I have some extra bags of spring roll wraps. Am I able to freeze them and if so how? Also would I be able to freeze them once I make spring rolls. The spring rolls would contain :
Yes, you can freeze either the wrappers or the pre-made rolls and they will work fine. The wrappers I buy are typically frozen.
I'm making some spring rolls for a party on Friday. As I will not be able to make them the same day I was wondering what the best option would be. I will have the possibility of frying them directly at the place, but making them there would not probably be feasable. What would you advice me to do? make the rolls the night before, then freeze them and fry them the next day make the rolls the night before, keep them in the fridge and fry them the next day make and fry the rolls the night before. Reheat them (in the oven?) the next day (this sounds quite bad to me) I think I will have some
I was wondering if anyone knew why my spring rolls split when I freeze them? They are a larger spring roll, filled with veges, noodles & meat. I wrap them in 2 sheets of pastry and I put them in a container 3 spring rolls deep. It's not the weight of the spring rolls on top because the top layer are just as split as the bottom layer. They also get quite soggy when defrosting due to the condensation in the container melting. Thanks
I've been making spring rolls (the deep-fried variety) for some time now, and they are really good, but I've noticed some Asian restaurants use something else for wrapping them than the generic... that in the pohotos and it mentions some mysterious "spring roll wads" which I've yet to come across in any store in my country. Anyways, what is it exactly, can I make some of my own and if so, how? EDIT: Also, does the preparation of the rolls differ any when using an alternative wrapper, or can I just deep-fry them just the same?
, once the turkey is done baking, remove from oven, place on a pan, wrap with yuba (bean-curd skin from making soy milk, similar to spring roll pastry), brush with sesame oil, and bake until browned... that didn't contrast as much)? Of the three fails (adherence, cutting, texture), what methods would work to improve them? (E.G. Would brushing oil on the loaf before help or hinder yuba sticking...I recently tried to practice making a Seitan based vegan turkey tube using this recipe.
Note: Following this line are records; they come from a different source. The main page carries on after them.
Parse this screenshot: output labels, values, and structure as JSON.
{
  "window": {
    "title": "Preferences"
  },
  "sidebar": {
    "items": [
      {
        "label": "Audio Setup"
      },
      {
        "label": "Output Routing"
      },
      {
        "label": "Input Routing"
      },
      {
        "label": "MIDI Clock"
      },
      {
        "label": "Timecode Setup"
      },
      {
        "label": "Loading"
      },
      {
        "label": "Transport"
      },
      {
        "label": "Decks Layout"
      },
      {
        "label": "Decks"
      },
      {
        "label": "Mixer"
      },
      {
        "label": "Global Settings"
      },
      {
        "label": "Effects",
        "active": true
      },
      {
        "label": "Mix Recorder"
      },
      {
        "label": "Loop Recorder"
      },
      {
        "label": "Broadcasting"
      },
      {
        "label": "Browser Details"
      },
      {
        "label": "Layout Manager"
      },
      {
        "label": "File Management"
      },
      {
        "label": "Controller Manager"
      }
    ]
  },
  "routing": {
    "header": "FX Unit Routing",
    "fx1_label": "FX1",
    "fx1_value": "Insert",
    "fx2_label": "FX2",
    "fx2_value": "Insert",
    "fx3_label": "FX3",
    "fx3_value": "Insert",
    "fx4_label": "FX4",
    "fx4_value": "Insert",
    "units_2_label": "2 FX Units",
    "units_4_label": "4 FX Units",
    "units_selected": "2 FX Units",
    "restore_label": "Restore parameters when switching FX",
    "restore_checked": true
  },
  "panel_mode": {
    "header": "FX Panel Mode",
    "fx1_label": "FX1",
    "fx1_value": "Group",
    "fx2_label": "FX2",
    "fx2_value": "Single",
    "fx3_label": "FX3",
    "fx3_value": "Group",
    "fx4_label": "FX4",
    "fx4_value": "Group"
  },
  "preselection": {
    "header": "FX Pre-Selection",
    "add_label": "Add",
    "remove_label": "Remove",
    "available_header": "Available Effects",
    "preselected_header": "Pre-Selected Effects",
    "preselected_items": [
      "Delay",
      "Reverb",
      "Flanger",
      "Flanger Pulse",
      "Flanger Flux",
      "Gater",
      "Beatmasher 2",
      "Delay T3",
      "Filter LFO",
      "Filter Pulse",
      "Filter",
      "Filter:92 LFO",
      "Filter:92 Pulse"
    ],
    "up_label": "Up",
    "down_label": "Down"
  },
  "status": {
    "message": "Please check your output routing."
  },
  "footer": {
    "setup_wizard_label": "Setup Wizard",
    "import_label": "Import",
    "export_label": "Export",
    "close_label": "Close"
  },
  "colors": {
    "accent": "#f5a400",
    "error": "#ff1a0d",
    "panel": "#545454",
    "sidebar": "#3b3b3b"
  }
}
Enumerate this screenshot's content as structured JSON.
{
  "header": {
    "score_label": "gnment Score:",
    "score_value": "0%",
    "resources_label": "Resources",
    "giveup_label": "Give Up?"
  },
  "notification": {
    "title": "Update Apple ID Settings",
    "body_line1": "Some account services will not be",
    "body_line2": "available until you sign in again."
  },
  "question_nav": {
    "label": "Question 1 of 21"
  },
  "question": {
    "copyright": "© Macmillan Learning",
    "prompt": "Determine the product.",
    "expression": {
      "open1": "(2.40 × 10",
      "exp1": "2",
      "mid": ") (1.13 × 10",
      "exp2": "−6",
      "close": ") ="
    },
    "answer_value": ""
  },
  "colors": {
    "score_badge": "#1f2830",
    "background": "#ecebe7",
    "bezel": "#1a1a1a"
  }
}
To test results for different cooking methods, I split the final dough in half before baking, made one
I tried making spring rolls last night and for whatever reason they turned out soggy and I was generally disappointed. I cooked them in about 5cm vegetable oil in a wok that was on a pretty high heat using generic spring roll "paper", but they just didn't crisp up. I have a feeling that maybe it was because my fillings were a little wet side (but not too much) but I'm a little stumped as to what has caused them to be soggy. Any tips on how I can get them to crisp up next time would be greatly appreciated
before full maturity; typically available starting in the spring and summer; includes zucchini, yellow and crookneck squash. Winter Squash (US) are members of the squash family that are allowed to reach... as runner beans. Broad Beans (UK, AU) are fava beans, butter beans or lima beans (US, CA) (Farmhouse Cookery) Sultanas (UK) are seedless golden raisins (Farmhouse Cookery) Spring onions (AK, AU, CA... Smarties (US) are compressed sugar pellets (similar to PEZ tablets, but round with concave sides, packaged in rolls with twisted ends) Candy (US) is sweets (UK) Fried egg in the UK is what Americans
I am hoping to make dough cups using a corn bread style dough. My approximate recipe would be, presumably, to par-bake initially, then fill with a pot pie style liquid/solid mixture, top with a corn bread puck, and bake until it is molten and exterior browns. Standard style corn breads I have eaten are too spongy for this kind of application, and would not be able to be pressed against the walls... laminate, but I am looking for vegan solutions)? I have done similar things with egg wash before, would a wash of flax/Chia egg produce the same result? melting something like cheese on the inside
I made moon cakes for the first time at the weekend, but rather than the glazed apearance and firm texture they usually have, they sunk in the middle. Without building the dough equivalent of the great wall of china to help keep the filling in, is there another way I can 'reinforce' the walls to stop them sinking? I used this recipe: 300g Low Protein flour 250g Golden syrup 70g Peanut... it for 4-6 hours in the fridge. Better if you rest it overnight. Mix the melon seed with the lotus paste. Weight the lotus paste 110g each and roll into a round ball. If you intend to add 1 salted
I bought this cheese thinking I'd be able to eat it straight, and I like the smell, but I can't stand the taste. So I'm thinking I should use combine it with something else. One combo that I thought of is swiss-chard and the cheese. And now that I know about this combo, I can try them in meatballs, or maybe make a pesto to eat with a steak. Do you know any other swiss-chard combination? The only other ones I can think of involve pasta or other things I can't eat: Grains (pasta, bread, rice, etc...) Legumes (beans, chickpeas, soy, etc...) Nightshades (tomato, peppers, and eggplant